In his article, Politically Correct Eugenics: Brownback and Kennedy do the right thing, Wesley J. Smith discusses the human race’s slow march towards eugenics. He points out that aborting fetuses diagnosed with abnormalities is commonplace now. Despite advocating human rights, studies show that abortion of such babies is ‘encouraged’ in the United States of America.
The period was an exclusive mixture of reality and mystery. In the words of Mattogno (2008), “What strikes one most in the voluminous literature dedicated to the "extermination" of the Jews is the disparity existing between so grave an accusation and the fragility of the evidence furnished for its support”.
First coined by English scientist Francis Galton by 1883, the discipline looks to be seeking inspiration from Darwinian doctrine of Survival of the Fittest (1859), where Charles Darwin submits to state that only the superior, powerful and refined species survive in the world because of their multiplication through their future generations; and thus they are capable of successfully transferring their genes to their descendants.
After the WWII, United Nations Headquarters were established in Geneva. Rich in history and business oriented activities, Rue du Marche became a stronghold for tourism and business activities. Banking businesses are dominant on the street, local and international, private and public. Following this fact, expatriate populations have come up.
In the early 20th century eugenics thrived as a popular belief system to the point that over 30 states had eugenic programs of sterilization in the United States (Joseph 342). More horrific adaptations of eugenics occurred in Hitler’s Germany.
However, with eugenics' past history as a tool of repressive governments and its image as a coercive tool, is there any way in which a democratic government would be able to utilise eugenics. However, due to flaws within Dr Miller's theory of genetics, and his proposals for eugenics are impractical, it should be argued that Dr Miller's ideas are not politically feasible.
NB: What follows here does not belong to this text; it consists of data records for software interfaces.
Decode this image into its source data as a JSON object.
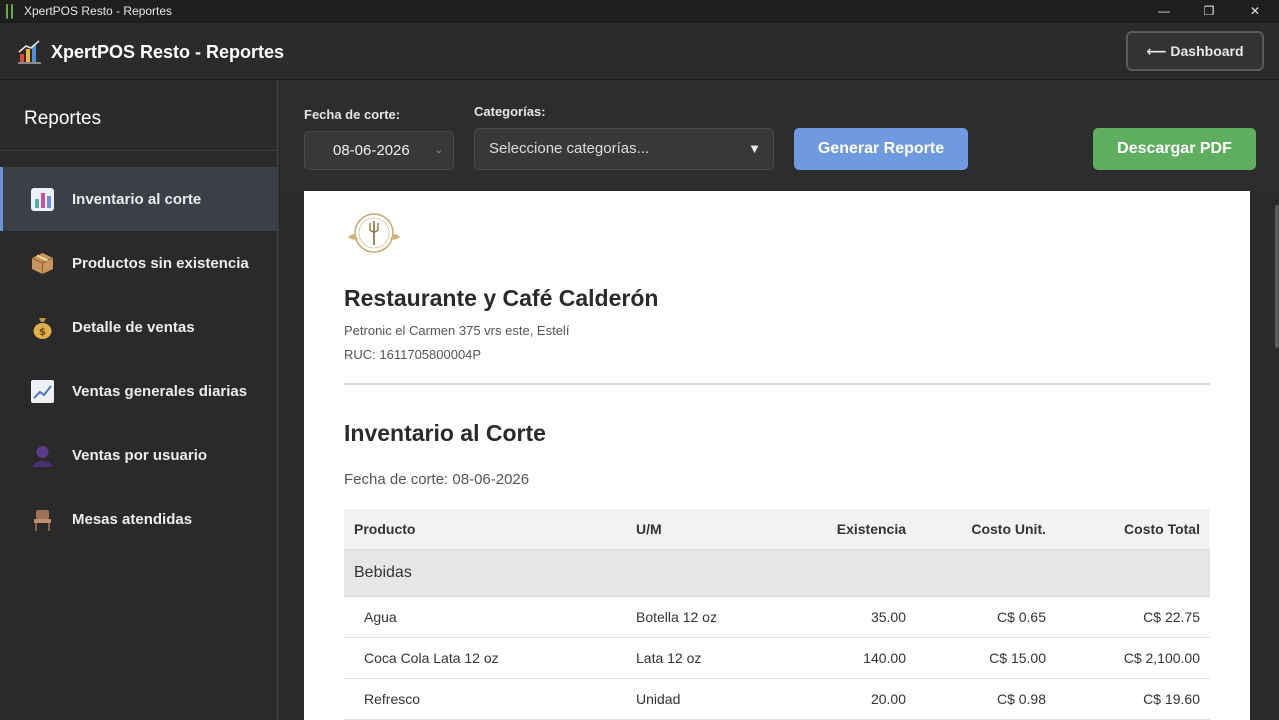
{
  "window": {
    "title": "XpertPOS Resto - Reportes",
    "minimize": "—",
    "restore": "❐",
    "close": "✕"
  },
  "header": {
    "title": "XpertPOS Resto - Reportes",
    "dashboard_button": "⟵ Dashboard"
  },
  "sidebar": {
    "title": "Reportes",
    "items": [
      {
        "label": "Inventario al corte",
        "icon": "bar-chart-icon",
        "active": true
      },
      {
        "label": "Productos sin existencia",
        "icon": "package-icon",
        "active": false
      },
      {
        "label": "Detalle de ventas",
        "icon": "money-bag-icon",
        "active": false
      },
      {
        "label": "Ventas generales diarias",
        "icon": "trend-chart-icon",
        "active": false
      },
      {
        "label": "Ventas por usuario",
        "icon": "user-icon",
        "active": false
      },
      {
        "label": "Mesas atendidas",
        "icon": "chair-icon",
        "active": false
      }
    ]
  },
  "toolbar": {
    "date_label": "Fecha de corte:",
    "date_value": "08-06-2026",
    "category_label": "Categorías:",
    "category_placeholder": "Seleccione categorías...",
    "generate_button": "Generar Reporte",
    "pdf_button": "Descargar PDF"
  },
  "report": {
    "business_name": "Restaurante y Café Calderón",
    "address": "Petronic el Carmen 375 vrs este, Estelí",
    "ruc": "RUC: 1611705800004P",
    "title": "Inventario al Corte",
    "date_line": "Fecha de corte: 08-06-2026",
    "columns": [
      "Producto",
      "U/M",
      "Existencia",
      "Costo Unit.",
      "Costo Total"
    ],
    "categories": [
      {
        "name": "Bebidas",
        "rows": [
          {
            "producto": "Agua",
            "um": "Botella 12 oz",
            "existencia": "35.00",
            "costo_unit": "C$ 0.65",
            "costo_total": "C$ 22.75"
          },
          {
            "producto": "Coca Cola Lata 12 oz",
            "um": "Lata 12 oz",
            "existencia": "140.00",
            "costo_unit": "C$ 15.00",
            "costo_total": "C$ 2,100.00"
          },
          {
            "producto": "Refresco",
            "um": "Unidad",
            "existencia": "20.00",
            "costo_unit": "C$ 0.98",
            "costo_total": "C$ 19.60"
          }
        ]
      }
    ]
  },
  "colors": {
    "accent_blue": "#6f9ae0",
    "accent_green": "#5fae5f",
    "sidebar_active": "#3b3f48"
  }
}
Now, what is the family? It is where the child is born, raised, educated and cared for. The basic functions of the family are: reproduction, protection, socialization, regulation of sexual behavior, affection and